::: Data section :::
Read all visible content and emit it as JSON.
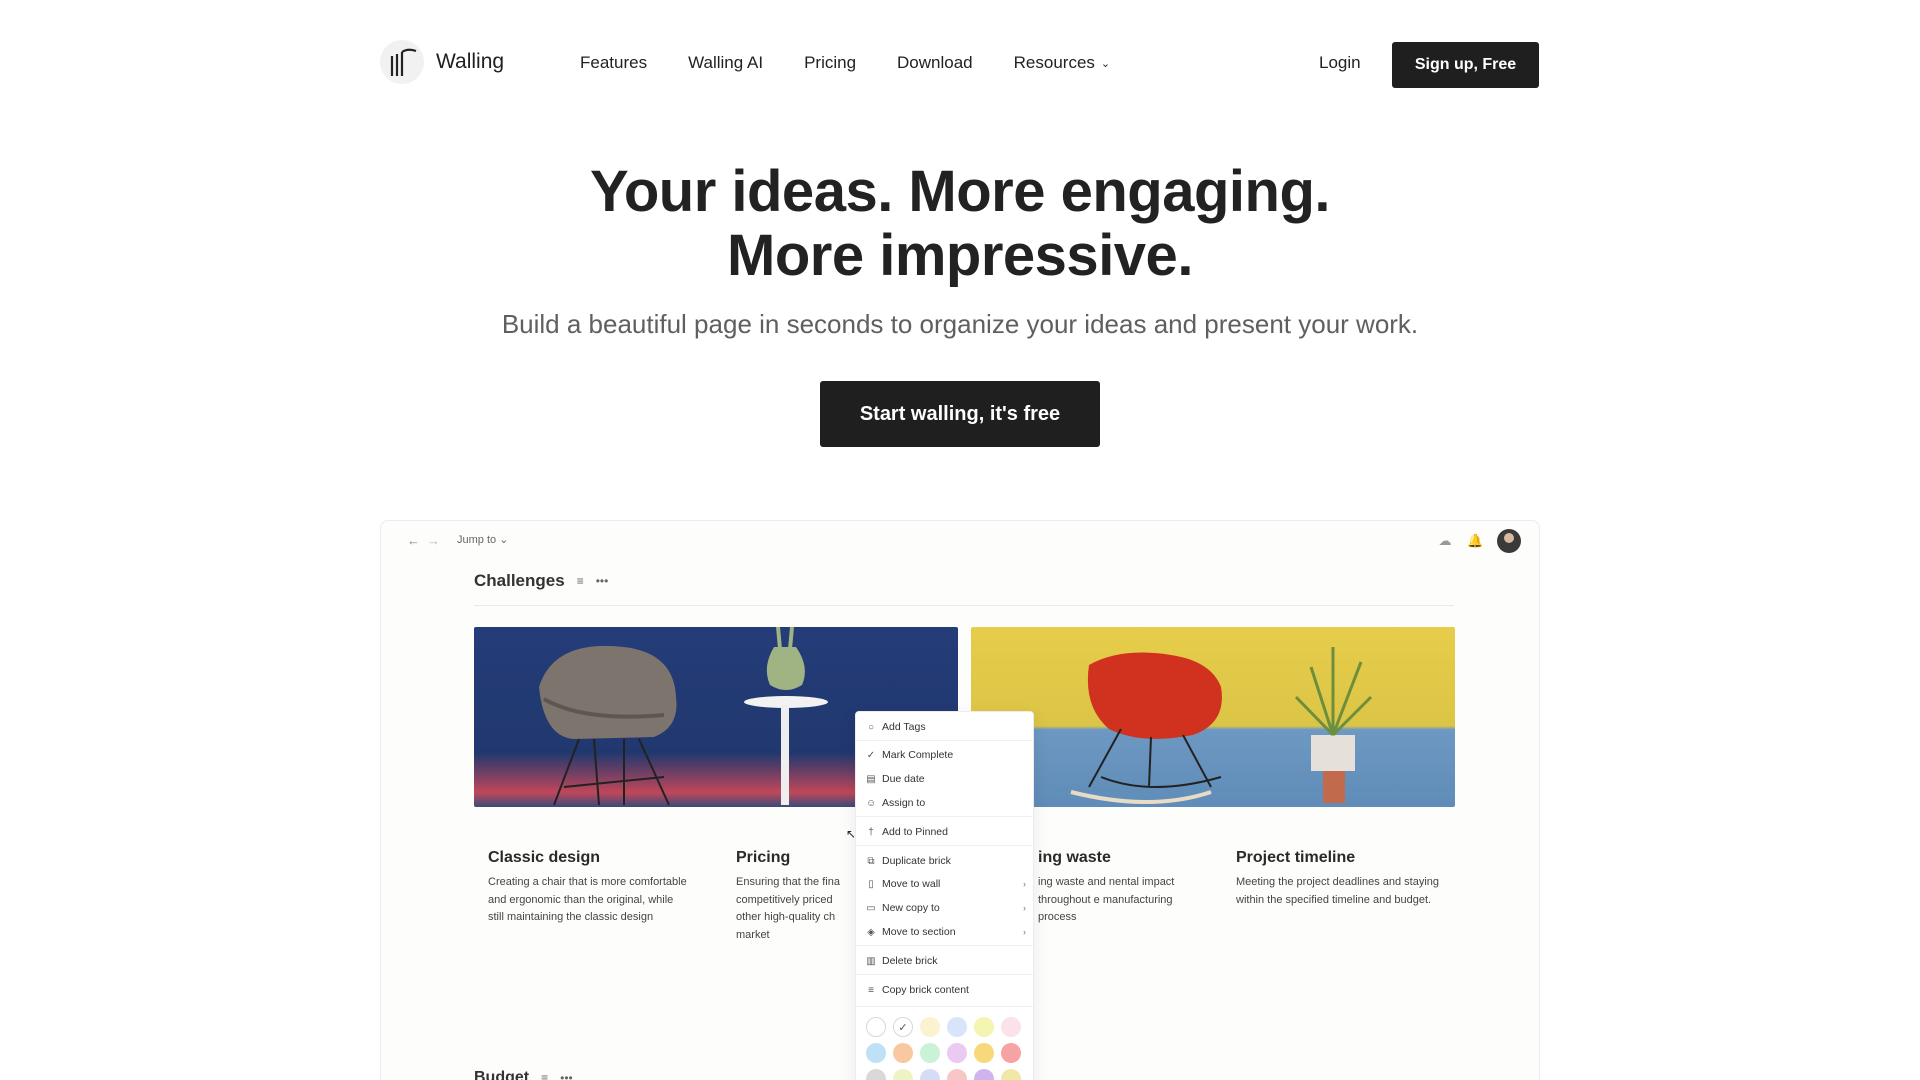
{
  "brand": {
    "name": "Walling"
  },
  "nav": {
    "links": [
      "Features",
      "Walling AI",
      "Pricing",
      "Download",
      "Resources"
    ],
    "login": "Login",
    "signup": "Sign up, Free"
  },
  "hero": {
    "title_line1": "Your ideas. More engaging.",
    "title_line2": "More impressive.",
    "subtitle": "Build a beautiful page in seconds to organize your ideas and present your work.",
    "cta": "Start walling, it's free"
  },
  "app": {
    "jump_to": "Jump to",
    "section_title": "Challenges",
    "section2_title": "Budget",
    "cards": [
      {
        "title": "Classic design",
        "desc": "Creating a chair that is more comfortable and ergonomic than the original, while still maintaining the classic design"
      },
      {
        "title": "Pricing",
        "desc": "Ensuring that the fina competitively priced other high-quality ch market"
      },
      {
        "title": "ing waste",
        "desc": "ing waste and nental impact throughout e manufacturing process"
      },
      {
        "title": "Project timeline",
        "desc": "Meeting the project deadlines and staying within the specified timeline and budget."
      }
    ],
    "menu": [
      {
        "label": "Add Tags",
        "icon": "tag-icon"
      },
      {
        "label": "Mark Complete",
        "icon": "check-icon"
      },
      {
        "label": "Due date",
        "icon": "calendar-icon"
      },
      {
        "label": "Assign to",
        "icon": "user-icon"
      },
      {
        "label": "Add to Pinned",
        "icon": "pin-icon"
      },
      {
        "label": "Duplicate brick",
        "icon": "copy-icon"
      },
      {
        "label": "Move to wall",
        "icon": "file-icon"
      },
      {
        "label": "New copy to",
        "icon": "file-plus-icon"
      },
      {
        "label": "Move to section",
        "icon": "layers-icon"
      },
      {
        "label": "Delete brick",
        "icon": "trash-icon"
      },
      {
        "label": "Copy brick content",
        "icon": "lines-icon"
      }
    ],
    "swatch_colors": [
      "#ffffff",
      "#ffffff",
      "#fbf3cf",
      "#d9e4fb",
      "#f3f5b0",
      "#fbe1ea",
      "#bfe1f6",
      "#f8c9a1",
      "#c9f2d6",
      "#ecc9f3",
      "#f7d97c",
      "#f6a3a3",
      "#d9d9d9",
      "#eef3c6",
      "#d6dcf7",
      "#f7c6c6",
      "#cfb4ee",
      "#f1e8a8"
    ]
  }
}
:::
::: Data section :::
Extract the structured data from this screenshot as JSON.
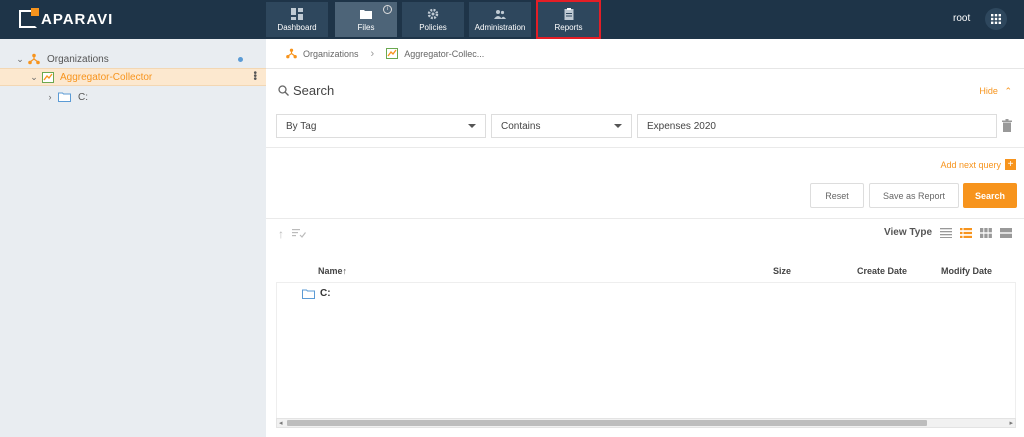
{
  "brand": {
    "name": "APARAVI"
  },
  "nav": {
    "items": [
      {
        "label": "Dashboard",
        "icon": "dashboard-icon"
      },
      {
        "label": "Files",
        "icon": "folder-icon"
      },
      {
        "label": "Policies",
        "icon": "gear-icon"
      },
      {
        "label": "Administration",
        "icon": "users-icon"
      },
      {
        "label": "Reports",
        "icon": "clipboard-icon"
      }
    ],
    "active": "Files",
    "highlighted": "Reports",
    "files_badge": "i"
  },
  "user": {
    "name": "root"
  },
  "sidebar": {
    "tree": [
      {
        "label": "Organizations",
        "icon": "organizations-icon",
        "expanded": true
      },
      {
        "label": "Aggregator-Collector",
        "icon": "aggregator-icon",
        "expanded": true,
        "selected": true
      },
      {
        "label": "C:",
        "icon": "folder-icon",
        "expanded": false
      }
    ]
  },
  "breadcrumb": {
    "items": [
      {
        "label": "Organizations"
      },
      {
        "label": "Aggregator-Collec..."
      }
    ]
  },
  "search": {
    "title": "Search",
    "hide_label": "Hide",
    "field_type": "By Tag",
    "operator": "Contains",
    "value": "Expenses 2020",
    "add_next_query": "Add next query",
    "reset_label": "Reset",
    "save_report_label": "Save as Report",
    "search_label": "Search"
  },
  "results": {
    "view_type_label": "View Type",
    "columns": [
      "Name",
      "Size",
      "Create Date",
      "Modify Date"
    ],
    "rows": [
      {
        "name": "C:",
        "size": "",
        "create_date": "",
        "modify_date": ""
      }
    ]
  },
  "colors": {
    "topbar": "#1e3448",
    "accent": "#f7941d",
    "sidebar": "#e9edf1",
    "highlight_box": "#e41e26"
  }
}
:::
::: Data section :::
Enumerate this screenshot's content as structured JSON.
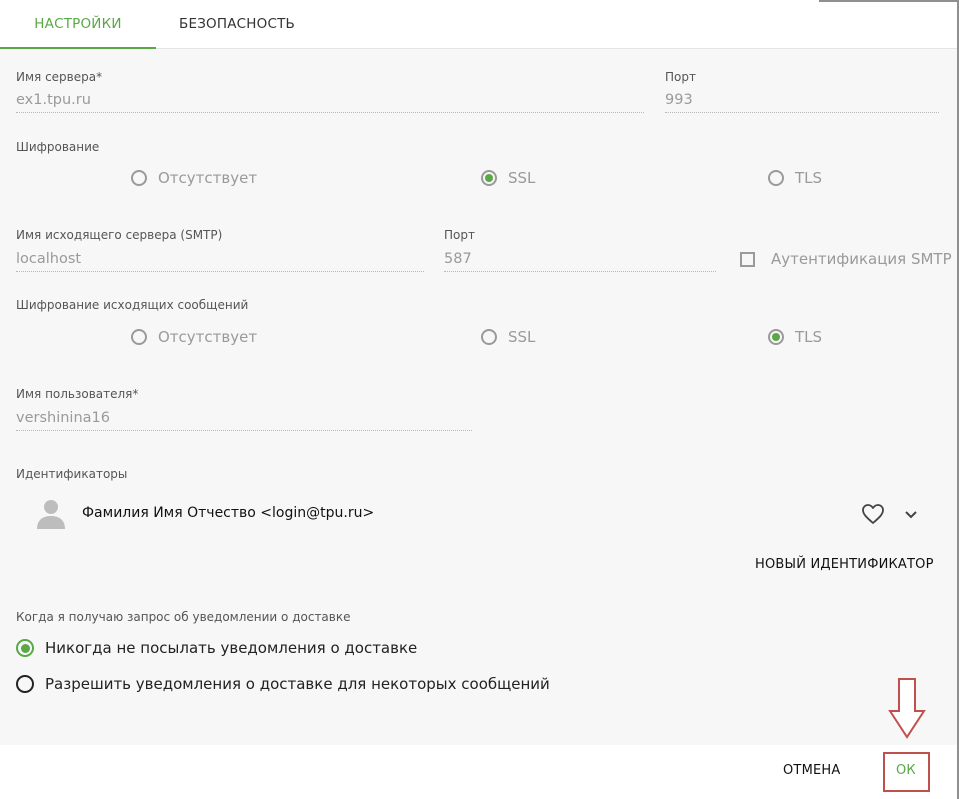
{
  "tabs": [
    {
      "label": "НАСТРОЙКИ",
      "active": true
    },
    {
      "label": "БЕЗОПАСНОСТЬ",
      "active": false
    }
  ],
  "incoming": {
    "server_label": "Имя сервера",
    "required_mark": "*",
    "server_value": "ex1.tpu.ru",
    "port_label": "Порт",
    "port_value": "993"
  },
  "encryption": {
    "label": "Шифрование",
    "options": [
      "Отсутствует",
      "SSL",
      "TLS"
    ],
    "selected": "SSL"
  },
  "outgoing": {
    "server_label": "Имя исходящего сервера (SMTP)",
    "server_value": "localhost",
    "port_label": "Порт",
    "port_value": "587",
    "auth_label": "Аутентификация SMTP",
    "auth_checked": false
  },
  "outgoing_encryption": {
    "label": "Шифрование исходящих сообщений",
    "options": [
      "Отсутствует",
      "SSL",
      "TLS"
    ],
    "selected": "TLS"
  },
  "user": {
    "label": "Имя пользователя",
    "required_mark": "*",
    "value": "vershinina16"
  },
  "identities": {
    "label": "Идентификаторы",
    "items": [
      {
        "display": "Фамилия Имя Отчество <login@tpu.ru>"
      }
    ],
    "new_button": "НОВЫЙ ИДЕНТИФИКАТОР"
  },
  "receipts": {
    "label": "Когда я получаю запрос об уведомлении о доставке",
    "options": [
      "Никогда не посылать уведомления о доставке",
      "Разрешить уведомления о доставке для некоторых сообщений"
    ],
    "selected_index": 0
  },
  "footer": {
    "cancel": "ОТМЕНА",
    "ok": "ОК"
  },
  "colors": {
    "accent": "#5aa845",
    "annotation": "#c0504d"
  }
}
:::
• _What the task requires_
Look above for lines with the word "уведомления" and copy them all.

• _Response for this exercise_
      "Никогда не посылать уведомления о доставке",
      "Разрешить уведомления о доставке для некоторых сообщений"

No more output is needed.